Fig. 5. Pavement cells in the gill epithelium of an upstream migrant of Lampetra fluviatilis. (A) The two-layered lamellar epithelium contains an outer layer of pavement cells (PC) and an inner layer of basal cells (BC). The pavement cells contain numerous ovoid mucous granules (arrows) and a few mitochondria. Freeze fracture of the apical membrane of the pavement cell showing few particles on the P face (B) and numerous particles on the E face (C). Scale bars, 2 µm (A) and 0.25 µm (B,C).
Fig. 6. A proposed model for Na+ and Cl– uptake by adult lampreys in freshwater. Thicker and narrower arrows denote active and passive transport, respectively. IMRC-A and IRMC-C, subtype A and C of intercalated MR cells, respectively; PC, pavement cell.
Fig. 7. Chloride cells in the gill epithelium of an adult Geotria australis in seawater. (A) Cross section of the filament, showing a row of chloride cells on each side of the central blood space. (B) Freeze fracture of a bundle of parallel membranous tubules, showing the helicoidally arranged particles (arrowheads). (C) Zonula occludens between two chloride cells consisting of a single strand. The particles in the apical membrane of the chloride cell are clustered on the P face. (D) Clusters of particles on the E face. Scale bars, 3 µm (A), 0.5 µm (B,C) and 0.25 µm (D).
Fig. 8. Apical surfaces of the chloride cells of young adult Geotria australis in freshwater (A) and after migration to seawater (B). Lateral views of the filament, showing at the bottom its base, where lamellae are absent. The chloride cells form rows (arrows) at the base of the filament, which continue into the interlamellar region. Note the changes of the apical surface of the chloride cell from a small circular region enlarged by microvilli in freshwater (A) to a comparably large rectangular region lacking microvilli in seawater (B). Intercalated MR cells are encircled in A and absent in B. L, lamellae. Scale bars, 30 µm (A,B). Reprinted from Bartels et al. (1996) with kind permission from the publishers.

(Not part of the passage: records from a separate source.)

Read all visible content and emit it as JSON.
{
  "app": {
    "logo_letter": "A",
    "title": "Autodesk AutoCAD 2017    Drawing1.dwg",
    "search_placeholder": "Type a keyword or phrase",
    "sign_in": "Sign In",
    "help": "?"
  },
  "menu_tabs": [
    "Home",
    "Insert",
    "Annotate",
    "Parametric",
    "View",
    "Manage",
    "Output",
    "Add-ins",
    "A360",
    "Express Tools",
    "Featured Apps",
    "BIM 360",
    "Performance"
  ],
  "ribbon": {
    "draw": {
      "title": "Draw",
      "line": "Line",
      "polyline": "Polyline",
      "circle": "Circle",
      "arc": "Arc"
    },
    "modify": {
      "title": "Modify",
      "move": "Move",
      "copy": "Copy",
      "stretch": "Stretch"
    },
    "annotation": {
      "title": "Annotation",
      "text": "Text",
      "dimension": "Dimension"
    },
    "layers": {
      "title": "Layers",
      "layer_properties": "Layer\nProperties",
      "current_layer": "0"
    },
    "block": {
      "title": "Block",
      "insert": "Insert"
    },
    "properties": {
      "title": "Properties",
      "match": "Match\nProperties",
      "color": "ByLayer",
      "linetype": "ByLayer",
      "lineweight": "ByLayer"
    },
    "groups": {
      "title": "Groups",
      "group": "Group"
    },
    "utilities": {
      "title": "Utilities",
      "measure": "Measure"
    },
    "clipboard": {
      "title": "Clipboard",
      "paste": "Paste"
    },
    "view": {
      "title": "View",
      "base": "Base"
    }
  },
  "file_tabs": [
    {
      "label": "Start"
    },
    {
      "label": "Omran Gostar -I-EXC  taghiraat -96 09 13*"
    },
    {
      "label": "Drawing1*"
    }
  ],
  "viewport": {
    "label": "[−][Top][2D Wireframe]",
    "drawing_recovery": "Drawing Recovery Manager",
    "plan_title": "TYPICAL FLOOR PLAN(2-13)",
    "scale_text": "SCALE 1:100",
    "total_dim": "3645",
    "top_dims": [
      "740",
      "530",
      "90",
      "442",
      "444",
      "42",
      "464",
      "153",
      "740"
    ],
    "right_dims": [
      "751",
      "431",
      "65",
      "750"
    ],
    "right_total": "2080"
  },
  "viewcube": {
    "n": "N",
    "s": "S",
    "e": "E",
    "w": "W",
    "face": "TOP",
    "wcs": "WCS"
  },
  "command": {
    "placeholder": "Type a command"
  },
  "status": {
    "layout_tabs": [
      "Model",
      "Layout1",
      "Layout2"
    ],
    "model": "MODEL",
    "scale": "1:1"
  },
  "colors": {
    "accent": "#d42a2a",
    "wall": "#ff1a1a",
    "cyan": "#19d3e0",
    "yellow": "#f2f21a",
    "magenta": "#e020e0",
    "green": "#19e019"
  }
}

Fig. 9. A proposed model for Na+ and Cl– secretion by lampreys in seawater. Thicker and narrower arrows denote active and passive transport, respectively. CC, chloride cell; PC, pavement cell.